Some in the group would usually shy away from a Rose, but this was a refreshing summer wine that everyone enjoyed.

  • Description: Fruity, crisp and light.
  • Serve at 10 degrees.

Medea Malvazija Istarska 2014 13.5%

We were told not to drink Istrian wine from 2014 as the rain last year had drained away the sugars in the grapes. However, this young, straw yellow wine was very paletable!

  • Description: Flowery smell, apples, honey, fresh and expressed.
  • Serve at 10 degrees.

Medea Merlot 2013 13.5%

The Romans did much to spread the viticulture throughout the world.

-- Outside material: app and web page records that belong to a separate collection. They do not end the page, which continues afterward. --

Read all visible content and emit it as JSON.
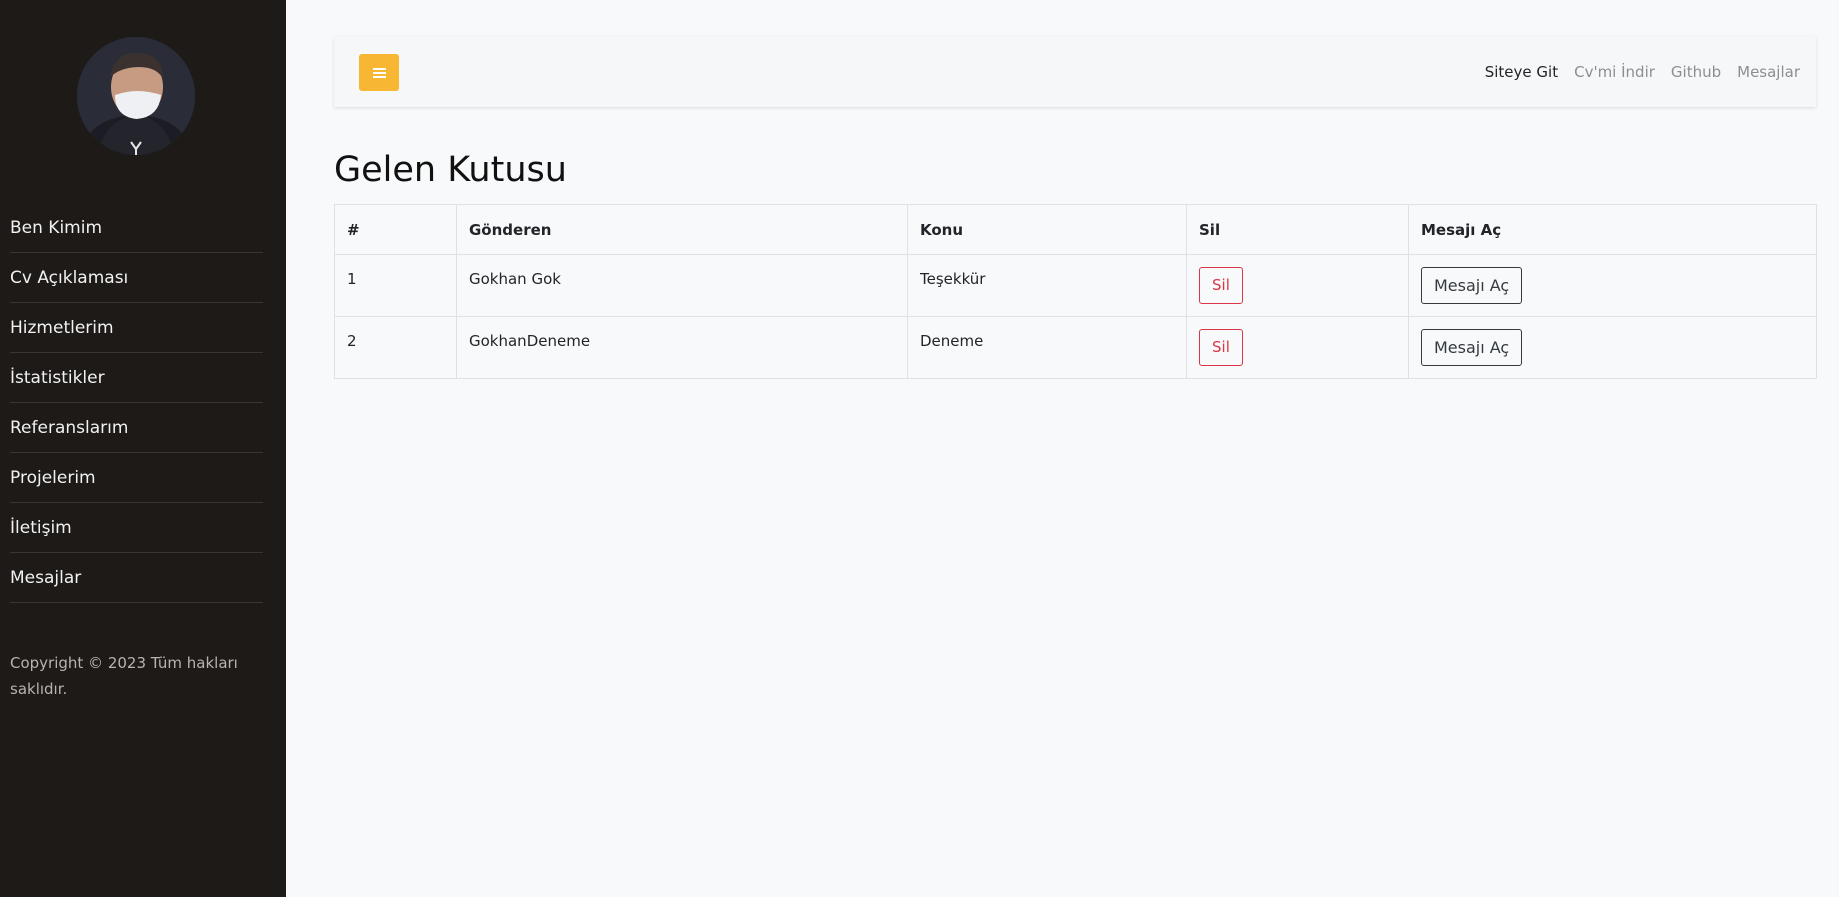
{
  "sidebar": {
    "avatar_alt": "profile photo",
    "items": [
      {
        "label": "Ben Kimim"
      },
      {
        "label": "Cv Açıklaması"
      },
      {
        "label": "Hizmetlerim"
      },
      {
        "label": "İstatistikler"
      },
      {
        "label": "Referanslarım"
      },
      {
        "label": "Projelerim"
      },
      {
        "label": "İletişim"
      },
      {
        "label": "Mesajlar"
      }
    ],
    "copyright": "Copyright © 2023 Tüm hakları saklıdır."
  },
  "topbar": {
    "toggle_icon": "menu-bars-icon",
    "links": [
      {
        "label": "Siteye Git",
        "active": true
      },
      {
        "label": "Cv'mi İndir",
        "active": false
      },
      {
        "label": "Github",
        "active": false
      },
      {
        "label": "Mesajlar",
        "active": false
      }
    ]
  },
  "main": {
    "title": "Gelen Kutusu",
    "table": {
      "headers": [
        "#",
        "Gönderen",
        "Konu",
        "Sil",
        "Mesajı Aç"
      ],
      "rows": [
        {
          "id": "1",
          "sender": "Gokhan Gok",
          "subject": "Teşekkür",
          "delete_label": "Sil",
          "open_label": "Mesajı Aç"
        },
        {
          "id": "2",
          "sender": "GokhanDeneme",
          "subject": "Deneme",
          "delete_label": "Sil",
          "open_label": "Mesajı Aç"
        }
      ]
    }
  },
  "colors": {
    "sidebar_bg": "#1e1a18",
    "accent": "#f7b733",
    "danger": "#dc3545",
    "dark": "#343a40"
  }
}
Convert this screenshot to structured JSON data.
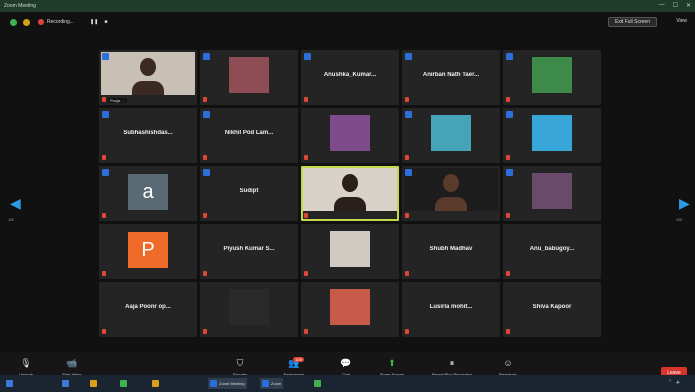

The final wine that we tasted was the favourite; the dense, ruby red Merlot (French grape) with good Croatian ‘Wine Tears’ (rather than legs as we usually describe it). It complimented the cheese from Istria (which was similar to a Chedder).

  • Description: Tannings, rich, forrest fruits, cloves, vanilla, dry and balanced.
  • Serve at 18-20 degrees, open 30 mins before serving.

If you have a chance to visit Pula, I would recommend it. We stayed at Park Plaza Histria Pula. Our lovely Guest and Entertainment Officer Antonia lead the wine tasting as well as cycling, Pilates, fitness, arts and crafts and cooking presentations to name but a few. We Scuba Dived with Orca: orcadiving.hr.